This is an interesting story about the death and burial of Isabella Marshall CHRISP nee ANDERSON who died aged 61 at Brentford, London in 1911.
The story, for me, opened with receipt of an email from Colin Fenn, a Friend of West Norwood Cemetery in South London, where as he described “is a most unusual memorial to Isabella Robson (- 1853), William Robson (-1853) of Norwood and Isabella M Chrisp (-1911) who took over the grave from William as ‘next of kin’. Colin had seen my website records of CHRISP and ROBSON names.
Isabella Marshall ANDERSON had married Edmund son of James CHRISP and Catharine ROBSON the daughter of William mentioned above. Isabella was the granddaughter of William Robson
Papers Past ( The Poverty Bay Herald ) 17 August 1911), as one would expect, immediately obliged with information allowing Colin to further his interest in the “most unusual memorial”.
Further research showed that the Occupation of Isabella’s grandfather William ROBSON recorded as ‘Stonemason’.
This information provided an answer to Colin’s question concerning “next of kin” status for Isabella CHRISP. She correctly fitted the status of being William Robson’s closest living blood relative.
Colin also is interested in why the Cemetery Register, unusually, does not show a purchase price for the plot. One could speculate that this was a perquisite related to William Robson’s position within the Cemetery and the tomb was constructed as proud example of the work of the artisan, William Robson.
It would seem then that the selection of a resting place upon Isabella’s death in London was a matter of coincidence and convenience. Of note here is that I have unconfirmed as yet information that Isabella’s Grandmother, Catharine Robson (wife of William Robson) had died in 1901, and was buried in Gisborne, New Zealand – Isabella’s adopted home town since her arrival in New Zealand in 1880.
Colin also expressed an interest in the construction of the Tomb. The memorial in the foreground of this photograph is an artificial stone – a sort of Pulhamite shaped into a “rockery”. The scroll on the top is illegible and Colin has cleared an area around it and exposed the small arch at the front and the crucifixes down the side. This is unusual and in Colin’s experience, unique; perhaps a demonstration of the work of an artisan.
This is the latest of the emails I received from Colin:
The cemetery register I showed you was the ‘purchase register’, this is a special type of register that is kept in the offices of the Victorian private cemeteries, you won’t see it through Ancestry or other digital companies (though I’m working to change that!)

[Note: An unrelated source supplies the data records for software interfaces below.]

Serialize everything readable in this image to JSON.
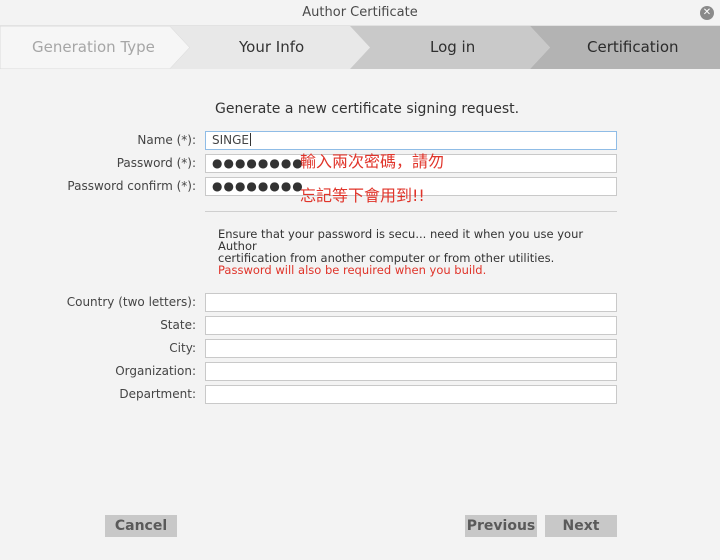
{
  "window": {
    "title": "Author Certificate",
    "close_glyph": "✕"
  },
  "steps": [
    {
      "label": "Generation Type"
    },
    {
      "label": "Your Info"
    },
    {
      "label": "Log in"
    },
    {
      "label": "Certification"
    }
  ],
  "form": {
    "heading": "Generate a new certificate signing request.",
    "name_label": "Name (*):",
    "name_value": "SINGE",
    "password_label": "Password (*):",
    "password_value": "●●●●●●●●",
    "password_confirm_label": "Password confirm (*):",
    "password_confirm_value": "●●●●●●●●",
    "country_label": "Country (two letters):",
    "state_label": "State:",
    "city_label": "City:",
    "organization_label": "Organization:",
    "department_label": "Department:"
  },
  "annotation": {
    "line1": "輸入兩次密碼，請勿",
    "line2": "忘記等下會用到!!"
  },
  "note": {
    "line1": "Ensure that your password is secu... need it when you use your Author",
    "line2": "certification from another computer or from other utilities.",
    "warning": "Password will also be required when you build."
  },
  "buttons": {
    "cancel": "Cancel",
    "previous": "Previous",
    "next": "Next"
  }
}
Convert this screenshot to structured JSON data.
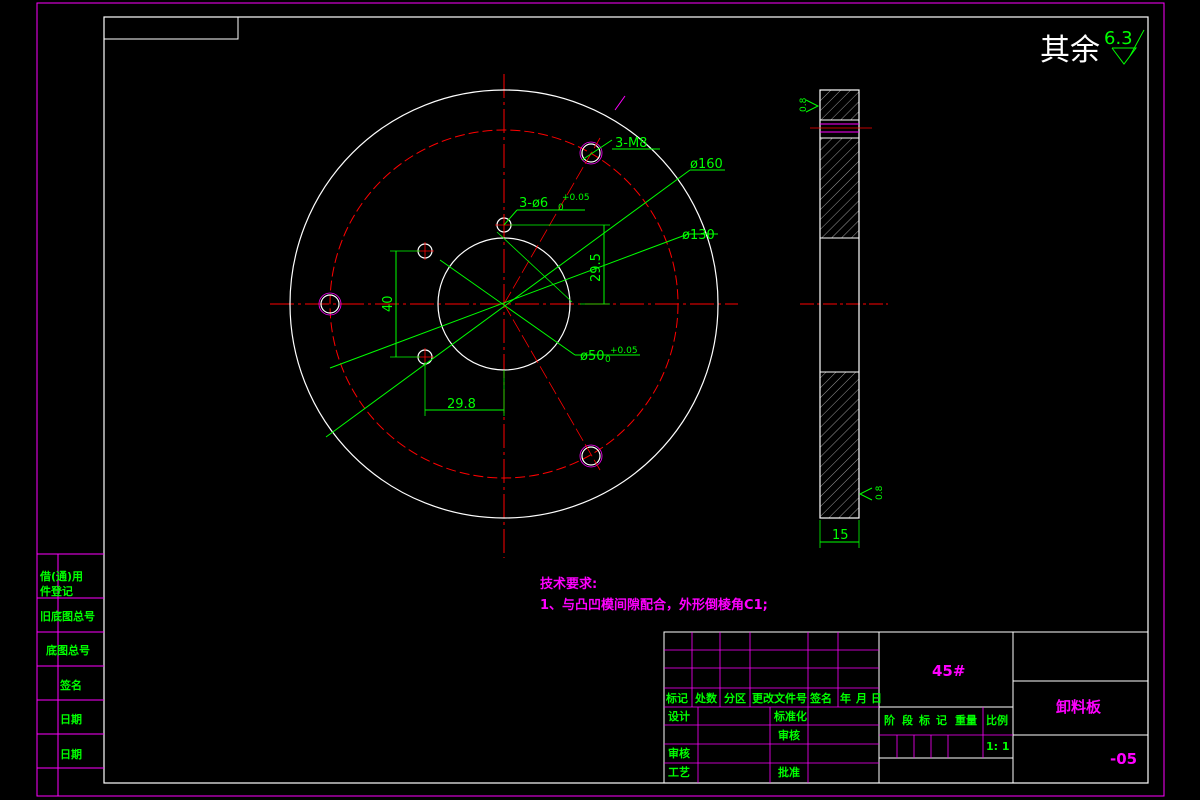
{
  "roughness": {
    "prefix": "其余",
    "value": "6.3"
  },
  "dimensions": {
    "threaded_holes": "3-M8",
    "outer_dia": "ø160",
    "bolt_circle": "ø130",
    "pin_holes": "3-ø6",
    "pin_tol_upper": "+0.05",
    "pin_tol_lower": "0",
    "center_bore": "ø50",
    "bore_tol_upper": "+0.05",
    "bore_tol_lower": "0",
    "vertical_offset": "29.5",
    "pin_spacing": "40",
    "horizontal_offset": "29.8",
    "thickness": "15",
    "side_roughness_top": "0.8",
    "side_roughness_bottom": "0.8"
  },
  "tech_requirements": {
    "title": "技术要求:",
    "item1": "1、与凸凹模间隙配合，外形倒棱角C1;"
  },
  "side_panel": [
    "借(通)用",
    "件登记",
    "旧底图总号",
    "底图总号",
    "签名",
    "日期",
    "日期"
  ],
  "title_block": {
    "material": "45#",
    "part_name": "卸料板",
    "drawing_no": "-05",
    "header_row": [
      "标记",
      "处数",
      "分区",
      "更改文件号",
      "签名",
      "年",
      "月",
      "日"
    ],
    "design": "设计",
    "standardization": "标准化",
    "checking": "审核",
    "process": "工艺",
    "review": "审核",
    "approve": "批准",
    "stage_header": [
      "阶",
      "段",
      "标",
      "记",
      "重量",
      "比例"
    ],
    "scale": "1: 1"
  },
  "colors": {
    "frame": "#ff00ff",
    "geometry": "#ffffff",
    "centerline": "#ff0000",
    "dimension": "#00ff00",
    "text_note": "#ff00ff"
  }
}
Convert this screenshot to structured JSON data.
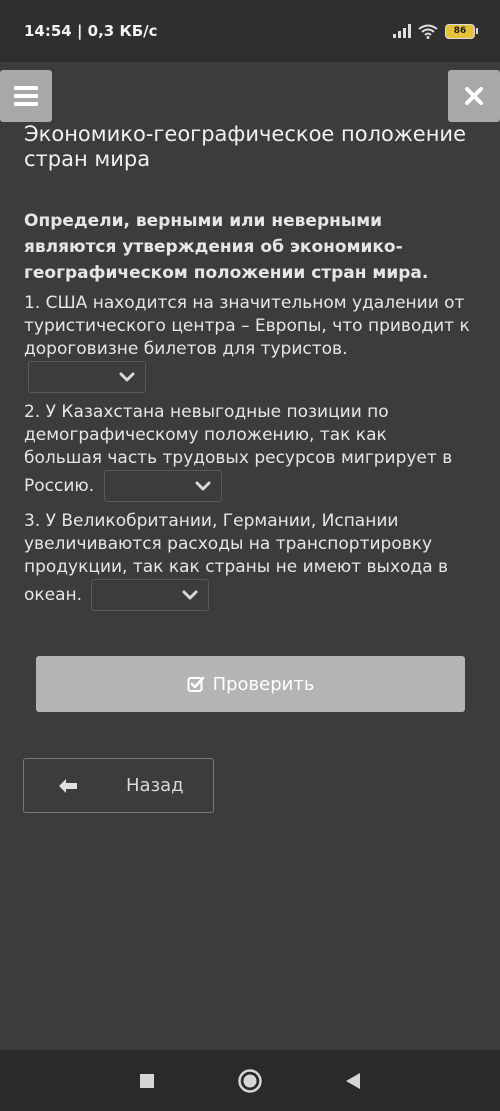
{
  "status_bar": {
    "time_speed": "14:54 | 0,3 КБ/с",
    "battery": "86"
  },
  "page": {
    "title": "Экономико-географическое положение стран мира"
  },
  "task": {
    "instruction": "Определи, верными или неверными являются утверждения об экономико-географическом положении стран мира.",
    "items": [
      {
        "text": "1. США находится на значительном удалении от туристического центра – Европы, что приводит к дороговизне билетов для туристов.",
        "selected": ""
      },
      {
        "text": "2. У Казахстана невыгодные позиции по демографическому положению, так как большая часть трудовых ресурсов мигрирует в Россию.",
        "selected": ""
      },
      {
        "text": "3. У Великобритании, Германии, Испании увеличиваются расходы на транспортировку продукции, так как страны не имеют выхода в океан.",
        "selected": ""
      }
    ]
  },
  "buttons": {
    "check_label": "Проверить",
    "back_label": "Назад"
  },
  "icons": {
    "menu": "hamburger-icon",
    "close": "close-icon",
    "dropdown": "chevron-down-icon",
    "check": "checkbox-check-icon",
    "back": "arrow-left-icon"
  },
  "colors": {
    "background": "#3c3c3c",
    "check_button": "#b4b4b4",
    "top_buttons": "#a8a8a8",
    "battery": "#e6c13a"
  }
}
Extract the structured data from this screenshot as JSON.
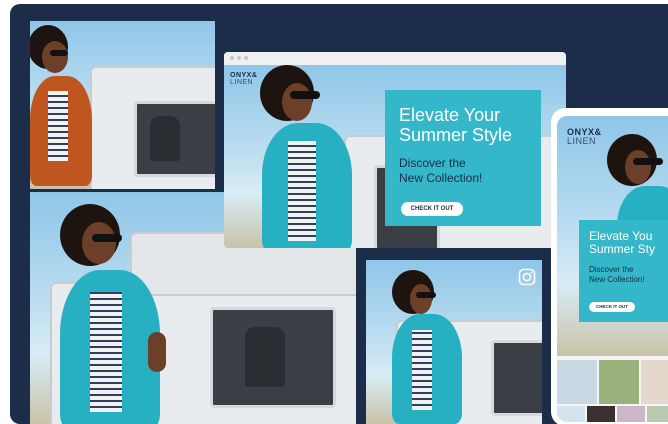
{
  "brand": {
    "name_line1": "ONYX&",
    "name_line2": "LINEN"
  },
  "promo": {
    "headline_line1": "Elevate Your",
    "headline_line2": "Summer Style",
    "sub_line1": "Discover the",
    "sub_line2": "New Collection!",
    "cta": "CHECK IT OUT"
  },
  "phone_promo": {
    "headline_line1": "Elevate You",
    "headline_line2": "Summer Sty",
    "sub_line1": "Discover the",
    "sub_line2": "New Collection!",
    "cta": "CHECK IT OUT"
  },
  "icons": {
    "instagram": "instagram-icon"
  },
  "colors": {
    "background": "#1b2d49",
    "accent": "#34b7c9",
    "shirt": "#27b0c2"
  }
}
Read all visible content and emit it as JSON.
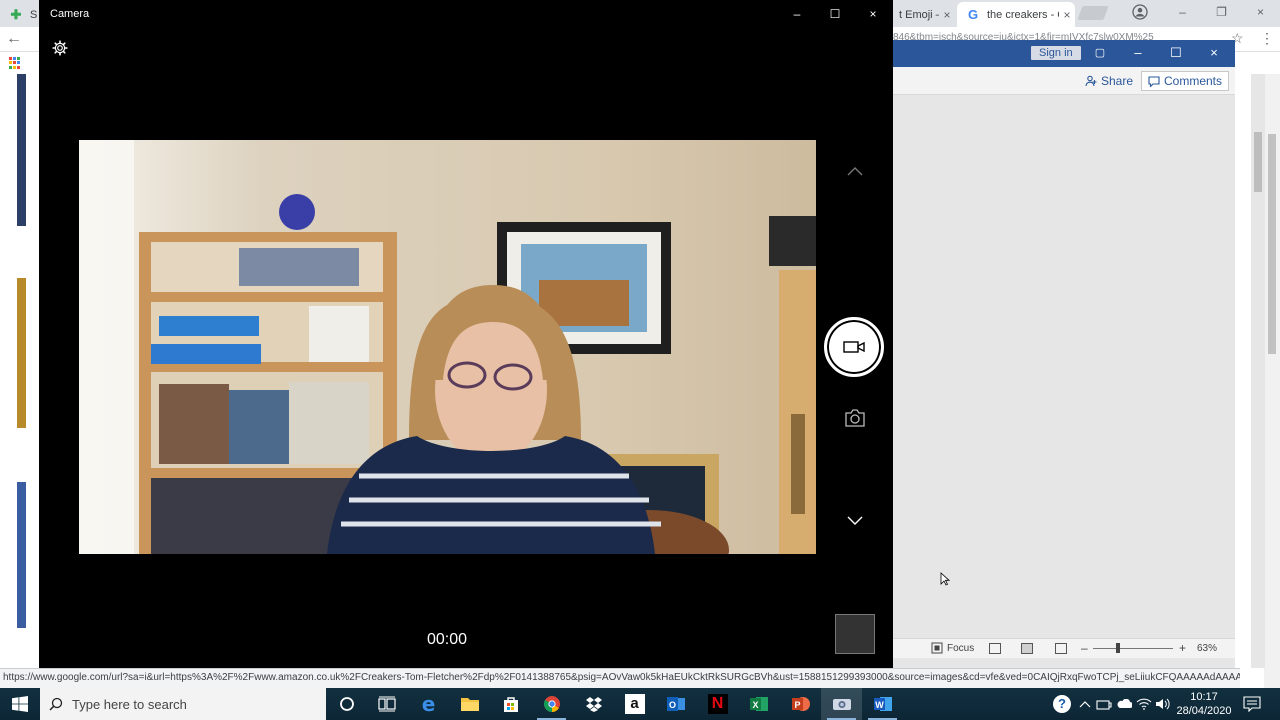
{
  "chrome": {
    "tabs": [
      {
        "title": "S",
        "state": "inactive"
      },
      {
        "title": "t Emoji –",
        "state": "inactive"
      },
      {
        "title": "the creakers - C",
        "state": "active"
      }
    ],
    "close_glyph": "×",
    "window_buttons": [
      "–",
      "❐",
      "×"
    ],
    "url_fragment": "846&tbm=isch&source=iu&ictx=1&fir=mIVXfc7slw0XM%25",
    "status_url": "https://www.google.com/url?sa=i&url=https%3A%2F%2Fwww.amazon.co.uk%2FCreakers-Tom-Fletcher%2Fdp%2F0141388765&psig=AOvVaw0k5kHaEUkCktRkSURGcBVh&ust=1588151299393000&source=images&cd=vfe&ved=0CAIQjRxqFwoTCPj_seLiiukCFQAAAAAdAAAAABAH"
  },
  "word": {
    "signin_label": "Sign in",
    "share_label": "Share",
    "comments_label": "Comments",
    "focus_label": "Focus",
    "zoom_level": "63%",
    "zoom_minus": "–",
    "zoom_plus": "+",
    "window_buttons": [
      "▢",
      "–",
      "☐",
      "×"
    ]
  },
  "camera": {
    "title": "Camera",
    "timer": "00:00",
    "window_buttons": [
      "–",
      "☐",
      "×"
    ]
  },
  "taskbar": {
    "search_placeholder": "Type here to search",
    "apps": [
      "cortana",
      "task-view",
      "edge",
      "file-explorer",
      "store",
      "chrome",
      "dropbox",
      "amazon",
      "outlook",
      "netflix",
      "excel",
      "powerpoint",
      "camera",
      "word"
    ],
    "time": "10:17",
    "date": "28/04/2020"
  },
  "colors": {
    "word_blue": "#2b579a",
    "camera_bg": "#000000",
    "taskbar": "#0f2a3b"
  }
}
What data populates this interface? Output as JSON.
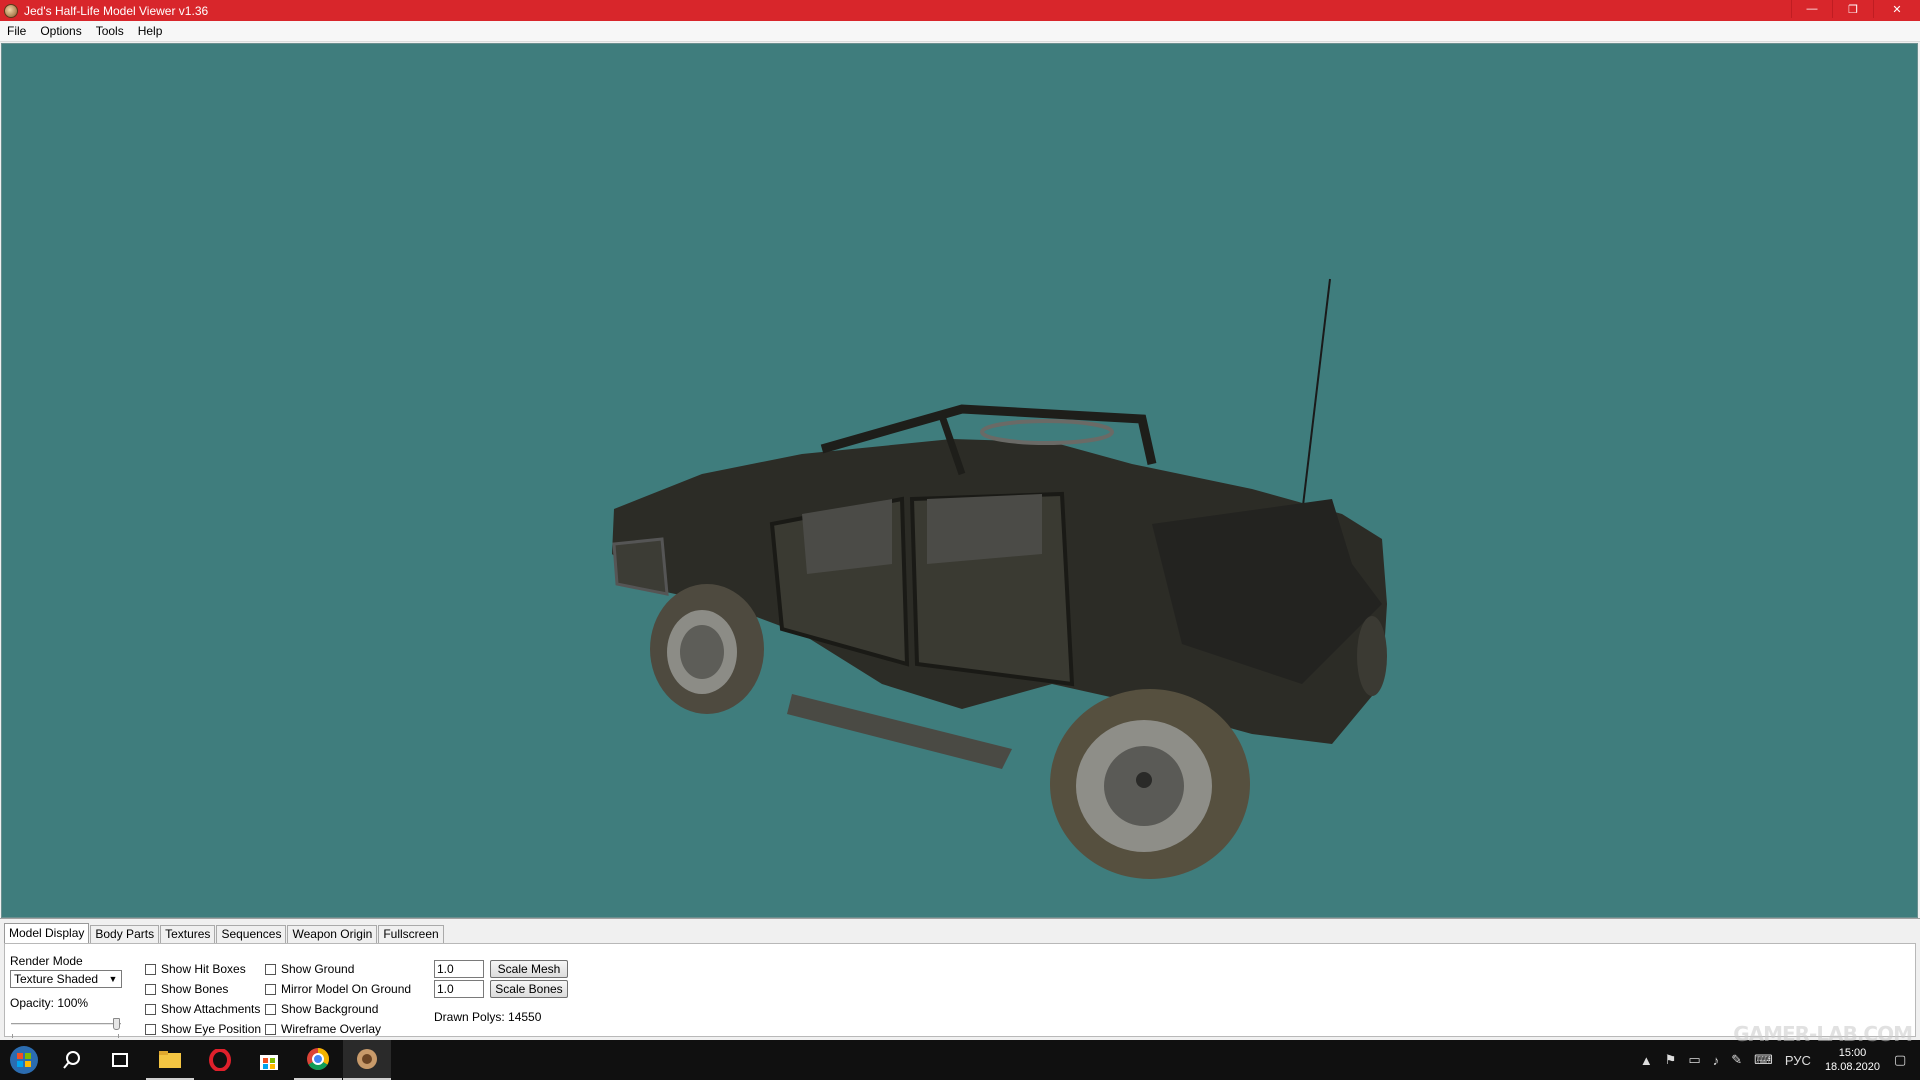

It shows how much they paid for the plot to be dug and leased to them – Private graves like this were normally leased ‘in perpetuity’, though that’s been a bit problematic in recent times.
As a stonemason he may have had a special mate’s rates for the memorial, but this would not be recorded in the register. A basic private plot in Norwood cost 3 guineas (3 pound 3 shillings) – a heck of a lot for an artisan (about 2 months wages) and well beyond the reach of the poor, who typically couldn’t even afford 15 shillings for a common grave in a churchyard.
And that is before that added on the funeral costs, which might be 20 to 60 pounds for a gentleman of the ‘middling sort’. Then 6 months later, when the ground has settled, they may pay pounds for a headstone or something grander – directly opposite him is a mausoleum that cost £1,500!!!
So whenever we see people in private graves in Norwood we know that they are of a certain social rank. The unusual material has long intrigued me and suggested that we are dealing with some special circumstances.
The Robson-Chrisp memorial was also at an important location, on the corner of two roads. These were normally sold at a premium so its very odd that there is no price recorded. (In fact, I can’t think of another entry where its not recorded, even if its discounted.)
Stonemasons may have been simple building tradesmen who knocked up dimension stones for housebuilding, or they may have been specialists who did carving and fancy things, or employed big teams of masons.
But stonemasons in Norwood were typically associated with the funeral trade… The funeral industry was for a long time – and still is, to some lesser extent – a family business, with various family members acting as masons, undertaker, and managers. That brings me onto the thought that Wm Robson may have been related to Robson the cemetery superintendent. When he died the road next to the cemetery was renamed from Cemetery Rd to Robson Rd .
Hmm, some more investigation needed. When I get home I’ll look through my dictionary of sculpture for Robson….
David Robson who I have not as yet confirmed as William’s Father, was Cemetery Superintendent at West Norwood for many years.
Well there is Isabella’s story, as I know it, which I have blogged partly as trying to help Colin Fenn with his research, and to broaden my knowledge of my wider family.